Difference between vertical and horizontal saccades across the human lifespan

TitleDifference between vertical and horizontal saccades across the human lifespan
Publication TypeJournal Article
Year of Publication2018
AuthorsIrving, E., and L. Lillakas
JournalExperimental eye research
KeywordsAging, Development, Eye Movements, Horizontal saccades, Vertical saccades
Abstract

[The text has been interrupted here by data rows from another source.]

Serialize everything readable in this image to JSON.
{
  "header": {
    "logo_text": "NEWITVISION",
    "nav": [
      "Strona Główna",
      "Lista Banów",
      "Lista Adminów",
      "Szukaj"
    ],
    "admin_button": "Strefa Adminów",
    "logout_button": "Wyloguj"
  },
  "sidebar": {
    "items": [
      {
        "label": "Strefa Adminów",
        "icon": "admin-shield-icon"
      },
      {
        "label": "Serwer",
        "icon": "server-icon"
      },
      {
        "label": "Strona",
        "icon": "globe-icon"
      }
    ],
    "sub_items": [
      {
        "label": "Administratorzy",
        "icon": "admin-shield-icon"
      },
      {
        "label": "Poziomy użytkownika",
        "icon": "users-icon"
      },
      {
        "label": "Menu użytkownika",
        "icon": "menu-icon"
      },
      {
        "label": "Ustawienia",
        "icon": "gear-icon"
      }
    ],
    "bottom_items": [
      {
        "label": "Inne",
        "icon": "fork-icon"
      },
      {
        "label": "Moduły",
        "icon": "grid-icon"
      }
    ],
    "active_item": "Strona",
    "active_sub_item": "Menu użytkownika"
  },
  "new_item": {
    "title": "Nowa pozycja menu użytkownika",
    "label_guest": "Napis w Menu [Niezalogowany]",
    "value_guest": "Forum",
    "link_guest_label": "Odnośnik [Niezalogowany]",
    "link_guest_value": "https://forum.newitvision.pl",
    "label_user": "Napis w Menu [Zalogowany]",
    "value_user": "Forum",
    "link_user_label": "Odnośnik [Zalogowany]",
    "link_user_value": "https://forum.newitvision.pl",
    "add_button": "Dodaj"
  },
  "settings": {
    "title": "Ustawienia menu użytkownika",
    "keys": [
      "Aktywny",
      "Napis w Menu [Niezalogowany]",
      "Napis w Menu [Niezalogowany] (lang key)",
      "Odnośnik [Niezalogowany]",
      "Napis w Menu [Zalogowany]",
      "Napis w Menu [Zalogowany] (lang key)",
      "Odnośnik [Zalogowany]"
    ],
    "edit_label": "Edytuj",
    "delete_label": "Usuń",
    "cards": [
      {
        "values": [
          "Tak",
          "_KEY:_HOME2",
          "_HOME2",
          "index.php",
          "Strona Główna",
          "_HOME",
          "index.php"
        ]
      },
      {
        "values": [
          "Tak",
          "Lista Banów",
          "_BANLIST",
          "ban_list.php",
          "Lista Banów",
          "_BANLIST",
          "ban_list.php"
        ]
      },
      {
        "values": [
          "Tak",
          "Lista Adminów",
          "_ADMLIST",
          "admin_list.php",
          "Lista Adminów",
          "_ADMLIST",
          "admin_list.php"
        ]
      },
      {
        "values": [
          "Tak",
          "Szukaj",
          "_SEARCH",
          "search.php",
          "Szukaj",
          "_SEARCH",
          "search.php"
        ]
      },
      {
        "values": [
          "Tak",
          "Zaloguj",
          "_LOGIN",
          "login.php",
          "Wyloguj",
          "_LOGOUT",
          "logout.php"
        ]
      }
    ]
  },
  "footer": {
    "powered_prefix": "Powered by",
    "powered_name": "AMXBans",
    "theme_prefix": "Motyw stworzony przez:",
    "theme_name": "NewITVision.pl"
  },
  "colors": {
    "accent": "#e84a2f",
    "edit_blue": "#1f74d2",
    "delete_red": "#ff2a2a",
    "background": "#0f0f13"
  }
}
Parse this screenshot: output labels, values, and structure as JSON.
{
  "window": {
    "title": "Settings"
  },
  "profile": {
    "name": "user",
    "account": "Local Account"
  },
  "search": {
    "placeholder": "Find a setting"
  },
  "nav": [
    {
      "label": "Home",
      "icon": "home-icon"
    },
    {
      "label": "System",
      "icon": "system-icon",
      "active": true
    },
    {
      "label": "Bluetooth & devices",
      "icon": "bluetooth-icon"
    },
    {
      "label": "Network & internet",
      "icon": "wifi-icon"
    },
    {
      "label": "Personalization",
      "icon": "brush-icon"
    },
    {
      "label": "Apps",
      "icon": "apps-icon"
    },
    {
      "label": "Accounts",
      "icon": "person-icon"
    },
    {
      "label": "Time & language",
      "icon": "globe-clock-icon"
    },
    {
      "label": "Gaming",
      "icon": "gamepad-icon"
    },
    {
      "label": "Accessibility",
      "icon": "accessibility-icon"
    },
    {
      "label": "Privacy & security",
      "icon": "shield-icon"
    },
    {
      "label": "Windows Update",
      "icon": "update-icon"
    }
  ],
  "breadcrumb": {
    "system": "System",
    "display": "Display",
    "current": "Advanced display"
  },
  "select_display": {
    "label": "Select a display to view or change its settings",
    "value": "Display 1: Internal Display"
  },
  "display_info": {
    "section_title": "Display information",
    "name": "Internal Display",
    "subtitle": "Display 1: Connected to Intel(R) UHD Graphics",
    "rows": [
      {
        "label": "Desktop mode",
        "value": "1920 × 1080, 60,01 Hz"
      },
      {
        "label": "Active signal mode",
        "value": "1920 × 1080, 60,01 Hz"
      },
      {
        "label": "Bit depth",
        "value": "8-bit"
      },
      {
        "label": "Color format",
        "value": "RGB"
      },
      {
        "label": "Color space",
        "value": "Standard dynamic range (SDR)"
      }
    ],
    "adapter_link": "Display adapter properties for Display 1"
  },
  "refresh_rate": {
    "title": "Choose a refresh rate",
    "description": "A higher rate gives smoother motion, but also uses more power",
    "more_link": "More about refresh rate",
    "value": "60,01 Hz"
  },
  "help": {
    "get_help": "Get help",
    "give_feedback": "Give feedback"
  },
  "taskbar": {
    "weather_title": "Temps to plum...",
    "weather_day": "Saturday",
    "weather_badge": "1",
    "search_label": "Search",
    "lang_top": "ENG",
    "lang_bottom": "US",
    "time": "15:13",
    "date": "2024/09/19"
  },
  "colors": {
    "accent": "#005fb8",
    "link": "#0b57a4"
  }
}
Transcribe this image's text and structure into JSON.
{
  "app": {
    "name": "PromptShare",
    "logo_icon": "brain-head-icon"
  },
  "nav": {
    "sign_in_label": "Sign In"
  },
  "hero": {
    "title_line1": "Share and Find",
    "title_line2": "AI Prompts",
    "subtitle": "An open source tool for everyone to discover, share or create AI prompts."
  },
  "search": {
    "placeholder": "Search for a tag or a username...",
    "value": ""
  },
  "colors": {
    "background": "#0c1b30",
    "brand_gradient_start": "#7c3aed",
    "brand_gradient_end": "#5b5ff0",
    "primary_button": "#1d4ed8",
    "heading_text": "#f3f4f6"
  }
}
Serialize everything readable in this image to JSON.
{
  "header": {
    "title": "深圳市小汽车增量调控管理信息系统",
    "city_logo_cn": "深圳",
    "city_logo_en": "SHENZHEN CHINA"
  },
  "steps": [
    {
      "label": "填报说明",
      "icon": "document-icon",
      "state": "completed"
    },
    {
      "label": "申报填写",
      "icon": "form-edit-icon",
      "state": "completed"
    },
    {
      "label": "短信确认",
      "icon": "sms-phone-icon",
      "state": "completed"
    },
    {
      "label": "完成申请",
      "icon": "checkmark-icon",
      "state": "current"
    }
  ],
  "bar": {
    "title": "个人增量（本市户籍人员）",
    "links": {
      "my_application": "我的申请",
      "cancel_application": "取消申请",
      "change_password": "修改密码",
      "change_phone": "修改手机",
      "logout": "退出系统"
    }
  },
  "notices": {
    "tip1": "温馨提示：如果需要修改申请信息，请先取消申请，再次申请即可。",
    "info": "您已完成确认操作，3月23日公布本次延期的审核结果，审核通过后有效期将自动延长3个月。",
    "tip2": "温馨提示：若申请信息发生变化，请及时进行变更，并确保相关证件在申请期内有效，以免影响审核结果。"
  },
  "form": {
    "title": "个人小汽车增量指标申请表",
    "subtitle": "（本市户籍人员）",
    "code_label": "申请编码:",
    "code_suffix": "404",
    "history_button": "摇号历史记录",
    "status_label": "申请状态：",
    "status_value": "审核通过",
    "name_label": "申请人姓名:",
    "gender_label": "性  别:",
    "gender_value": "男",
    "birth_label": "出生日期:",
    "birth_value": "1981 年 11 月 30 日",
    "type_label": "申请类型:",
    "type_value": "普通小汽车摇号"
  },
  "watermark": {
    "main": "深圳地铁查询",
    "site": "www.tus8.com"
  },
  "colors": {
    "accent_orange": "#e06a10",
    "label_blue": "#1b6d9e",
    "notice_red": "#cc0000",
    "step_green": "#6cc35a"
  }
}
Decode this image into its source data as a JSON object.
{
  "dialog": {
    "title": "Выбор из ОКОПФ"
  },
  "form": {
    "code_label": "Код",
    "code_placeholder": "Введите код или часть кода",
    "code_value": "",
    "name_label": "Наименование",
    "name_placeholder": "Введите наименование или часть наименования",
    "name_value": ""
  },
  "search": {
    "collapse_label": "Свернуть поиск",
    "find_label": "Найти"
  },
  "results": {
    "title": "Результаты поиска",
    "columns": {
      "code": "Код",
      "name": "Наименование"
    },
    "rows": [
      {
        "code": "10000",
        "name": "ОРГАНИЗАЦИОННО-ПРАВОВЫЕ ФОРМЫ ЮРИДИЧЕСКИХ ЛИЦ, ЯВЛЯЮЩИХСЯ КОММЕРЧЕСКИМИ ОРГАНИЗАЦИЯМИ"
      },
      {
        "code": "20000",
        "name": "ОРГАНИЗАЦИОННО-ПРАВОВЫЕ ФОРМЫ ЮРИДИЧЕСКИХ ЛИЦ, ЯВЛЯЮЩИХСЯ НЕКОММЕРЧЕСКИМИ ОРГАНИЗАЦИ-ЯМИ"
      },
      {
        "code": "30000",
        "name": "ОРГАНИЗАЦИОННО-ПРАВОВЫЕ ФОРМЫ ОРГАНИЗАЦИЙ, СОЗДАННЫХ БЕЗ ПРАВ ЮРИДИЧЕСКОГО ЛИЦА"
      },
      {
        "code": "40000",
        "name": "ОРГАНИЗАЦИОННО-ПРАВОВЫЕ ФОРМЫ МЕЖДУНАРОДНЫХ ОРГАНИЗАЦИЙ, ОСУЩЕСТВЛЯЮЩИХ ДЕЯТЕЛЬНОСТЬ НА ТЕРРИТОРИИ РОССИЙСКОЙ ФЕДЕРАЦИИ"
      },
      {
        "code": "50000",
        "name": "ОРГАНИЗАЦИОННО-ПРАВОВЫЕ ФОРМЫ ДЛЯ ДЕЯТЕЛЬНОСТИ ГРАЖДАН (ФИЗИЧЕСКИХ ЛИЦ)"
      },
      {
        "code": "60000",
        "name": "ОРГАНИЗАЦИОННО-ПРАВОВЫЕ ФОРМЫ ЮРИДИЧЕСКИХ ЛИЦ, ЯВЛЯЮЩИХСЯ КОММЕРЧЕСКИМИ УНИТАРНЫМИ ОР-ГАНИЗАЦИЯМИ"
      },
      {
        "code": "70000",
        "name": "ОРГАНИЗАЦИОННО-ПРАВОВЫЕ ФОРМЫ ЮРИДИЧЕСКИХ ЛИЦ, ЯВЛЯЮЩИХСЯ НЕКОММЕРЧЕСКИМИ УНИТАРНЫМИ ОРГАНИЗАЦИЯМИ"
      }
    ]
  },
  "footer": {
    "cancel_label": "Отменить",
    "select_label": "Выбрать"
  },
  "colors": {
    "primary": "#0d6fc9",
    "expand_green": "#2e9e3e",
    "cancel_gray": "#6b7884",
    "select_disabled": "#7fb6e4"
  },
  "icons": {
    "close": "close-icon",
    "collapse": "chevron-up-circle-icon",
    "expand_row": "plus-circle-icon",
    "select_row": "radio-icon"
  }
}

The purpose of the study was to analyze vertical saccade parameters (latency, peak velocity, amplitude gain), and compare them to those of horizontal saccades in a cross-sectional study across the ages of the human lifespan. One hundred and thirty one participants (62 males) between the ages of 3 and 86 years made vertical prosaccades of 2–44° in response to a dot stimulus projected on a screen. A subset of participants also made horizontal prosaccades of 2–60° under the same conditions. The El-Mar (Downsview, Ontario, Canada) eye tracker was used to record binocular eye movements. Measures of saccadic latency, peak velocity and amplitude gain were calculated for each participant. Differences between saccade parameters for upward & downward saccades were calculated. Vertical saccade parameters were evaluated as a function of age and age related differences between vertical and horizontal saccade parameters were determined. There was no significant difference between upward and downward saccades and no effect of age for either latency or peak velocity. Downward saccades had significantly higher gains than upward saccades (p = 0.0001) and this difference increased significantly with age (p = 0.001). Vertical saccadic latency initially decreased from about 400 ms at 4 years of age, remained stable for a period of time and then increases again in later life. The lowest peak velocities were found in participants under 20 and over 70 years of age, while the highest peak velocities were seen in participants between 20 and 60 years of age. The majority of vertical saccades were hypometric. Saccadic amplitude gains varied depending on both the stimulus size (p = 0.0001) and age (p = 0.0001) of participants. Vertical saccades are most accurate for small amplitudes and for participants between 20 and 30 years of age. Vertical saccades had significantly longer latencies than horizontal saccades (p = 0.0001) but there was no significant effect of age. Vertical saccades had lower peak velocities than horizontal saccades in very young children but this difference decreased with age (p = 0.0015). Large vertical saccades were more hypometric than their horizontal counterparts across all ages. The observed differences in saccadic parameters could be related to the different areas in the brain used for saccadic generation, different periods and/or mechanisms of development and senescence within the visual system and brain and/or the effects of differential use. © 2018 Elsevier Ltd

DOI10.1016/j.exer.2018.08.020